By Cliff Rold
Next Saturday night, at least in hardcore fight circles, one of the best fights available will play out as a dramatic sequel. Can Sergey Kovalev convince the judges in enough rounds this time? Does Andre Ward have another gear to steal the play earlier?
We’ll know in one week with plenty to say in the days leading up to the latest foray into HBO PPV. For now, a little attention is due for next weekend’s undercard.
Making his first appearance since July 2016, and only his fifth since defeating Nonito Donaire in April 2013, lineal Jr. featherweight champion Guillermo Rigondeaux (17-0, 11 KO) defends the WBA belt against mandatory Moises Flores (25-0, 17 KO). Given the struggle the main event is having in generating strong promotional traction, it’s no surprise the undercard could be overlooked.
This fight shouldn’t be.
Rigondeaux has a reputation, sometimes earned, for being a dull viewing experience. It wasn’t true of the Donaire fight. It wasn’t true of a 2014 war with Hisashi Amagasa either, though a lack of US television did nothing to change mass minds.
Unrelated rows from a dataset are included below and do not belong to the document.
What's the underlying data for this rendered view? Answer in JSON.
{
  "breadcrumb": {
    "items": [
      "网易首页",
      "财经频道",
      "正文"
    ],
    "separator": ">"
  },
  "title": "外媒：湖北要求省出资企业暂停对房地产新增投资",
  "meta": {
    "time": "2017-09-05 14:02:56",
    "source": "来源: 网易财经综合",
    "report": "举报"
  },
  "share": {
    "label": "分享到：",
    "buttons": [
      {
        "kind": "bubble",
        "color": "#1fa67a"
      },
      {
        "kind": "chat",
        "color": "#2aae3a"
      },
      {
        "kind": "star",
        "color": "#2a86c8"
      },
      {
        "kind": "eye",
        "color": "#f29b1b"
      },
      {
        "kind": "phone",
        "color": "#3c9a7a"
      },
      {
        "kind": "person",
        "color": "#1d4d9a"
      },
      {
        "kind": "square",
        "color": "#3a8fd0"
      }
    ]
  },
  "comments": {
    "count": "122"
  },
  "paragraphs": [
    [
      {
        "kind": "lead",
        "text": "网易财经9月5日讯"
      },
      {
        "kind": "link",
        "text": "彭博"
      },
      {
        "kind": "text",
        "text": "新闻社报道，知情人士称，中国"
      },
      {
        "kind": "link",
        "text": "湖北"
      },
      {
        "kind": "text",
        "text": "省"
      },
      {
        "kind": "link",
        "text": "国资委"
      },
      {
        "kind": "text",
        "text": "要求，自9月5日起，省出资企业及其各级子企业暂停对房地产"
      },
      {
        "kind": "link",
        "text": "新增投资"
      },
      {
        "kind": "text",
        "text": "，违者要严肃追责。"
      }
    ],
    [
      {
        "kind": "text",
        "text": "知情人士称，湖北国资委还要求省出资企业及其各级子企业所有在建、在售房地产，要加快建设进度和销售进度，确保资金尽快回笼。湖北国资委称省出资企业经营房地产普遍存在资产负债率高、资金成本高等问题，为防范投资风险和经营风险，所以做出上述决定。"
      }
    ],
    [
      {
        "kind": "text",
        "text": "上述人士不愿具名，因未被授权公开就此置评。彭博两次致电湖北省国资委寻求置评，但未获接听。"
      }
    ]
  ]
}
The last impressions the largest mass of US viewers has of the Cuban artisan are fights with Joseph Agbeko and Drian Francisco.
At 122 lbs., a division reliant over the years on heavy action to get eyes, those fights weren’t enhancing.
Inactivity has further cooled what was once at least a noisy niche, a Cult of Rigo. There are still vocal, avid supporters of Rigondeaux but his lengthy absences haven’t given them much to invest in. Officially listed at 36 years old entering the Flores fight, Rigondeaux’s window to be more than the Donaire win isn’t wide.
It won’t be enough to win next weekend. Rigondeaux needs style points to restart his career in a meaningful way. He’s got an opponent in front of him capable of granting the chance.
He might even have an opponent with a chance to defeat him.
Rigondeaux-Flores has lingered for months, waiting for a date. The 30-year old Mexican enters with even more inactivity than Rigondeaux. He’s been on the shelf for over a year but picked up an impressive road win his last time out. In June 2016, he scored three knockdowns of former WBO bantamweight titlist Paulus Ambunda in Namibia. It allowed Flores to hold his place in line for a shot at the WBA crown.
He’s held the spot as interim titlist since 2015 when he defeated tough Oscar Escandon by decision. Flores should be an underdog here. He’s not as technically refined as Rigondeaux, he doesn’t have the same one punch power, and he’s not as quick.
What Flores has going for him is his approach in the ring and more size than the average Jr. featherweight. Flores is 5’9, has heavy hands, and works the body well. He’s never been stopped and isn’t shy about giving up his size to get in the trenches. He’s willing to take some to get his, a recipe for a good fight against a marksman like Rigondeuax.
It’s what makes this one worth paying attention to. It’s not just a chance to see if Rigondeaux is still as elite as he’s been for years. It’s a chance to maybe, just maybe, have the sort of Amagasa night he’s never really had on US TV.
Flores is a little shorter than Amagasa but he’s beaten far better foes and has more power. Rigondeuax might often be impenetrable, but he’s never been invulnerable. He’s been dropped or stunned several times in his career. Rigondeaux’s recuperative powers have been commendable but his chin isn’t granite. Against Amagasa, he won almost every round of the fight but he was also on the floor twice in the seventh. He had to beat the hell out of the Japanese upstart to get the stoppage.
It made for drama and violence. Flores might be the sort of unheralded and hungry foe to force the same. If he cannot, he at least provides a willing target for Rigondeaux to land bombs on and raise some eyebrows.
Until someone else proves otherwise, Rigondeaux remains the best Jr. featherweight in the world. Next Saturday is a chance to remind everyone he’s still here. It’s also an overdue chance for Flores to show that the wait was worth it.
The elements of a sleeper are there.
Fans looking for major title action have a show on AWE this weekend (3 PM EST/12 PM PST) as IBF bantamweight titlist Lee Haskins defends against Ryan Burnett. AWE has been a great resource this year with fighters like Haskins and Kal Yafai who might otherwise never be seen on US television. Reward them with your eyeballs…The finale of The Leftovers was as good a show closing as one could ask for. A show drenched in its own bleakness found a way to uplift and find beauty at the end of the tunnel. Kudos…The potential for a Jr. bantamweight tripleheader with Roman Gonzalez-Srisaket Sor Rungvisai II on top is manna from the fistic heavens…The Shinsuke Yamanaka-Luis Nery bantamweight title fight signed for August is as well. Expect it to land on BeIn Espanol and circle the calendar for what could be a gem…Best of luck to Anselmo Moreno in his retirement…Wonder Woman met and exceeded the hype. Job well done.
Cliff Rold is the Managing Editor of BoxingScene, a founding member of the Transnational Boxing Rankings Board, and a member of the Boxing Writers Association of America. He can be reached at [email protected]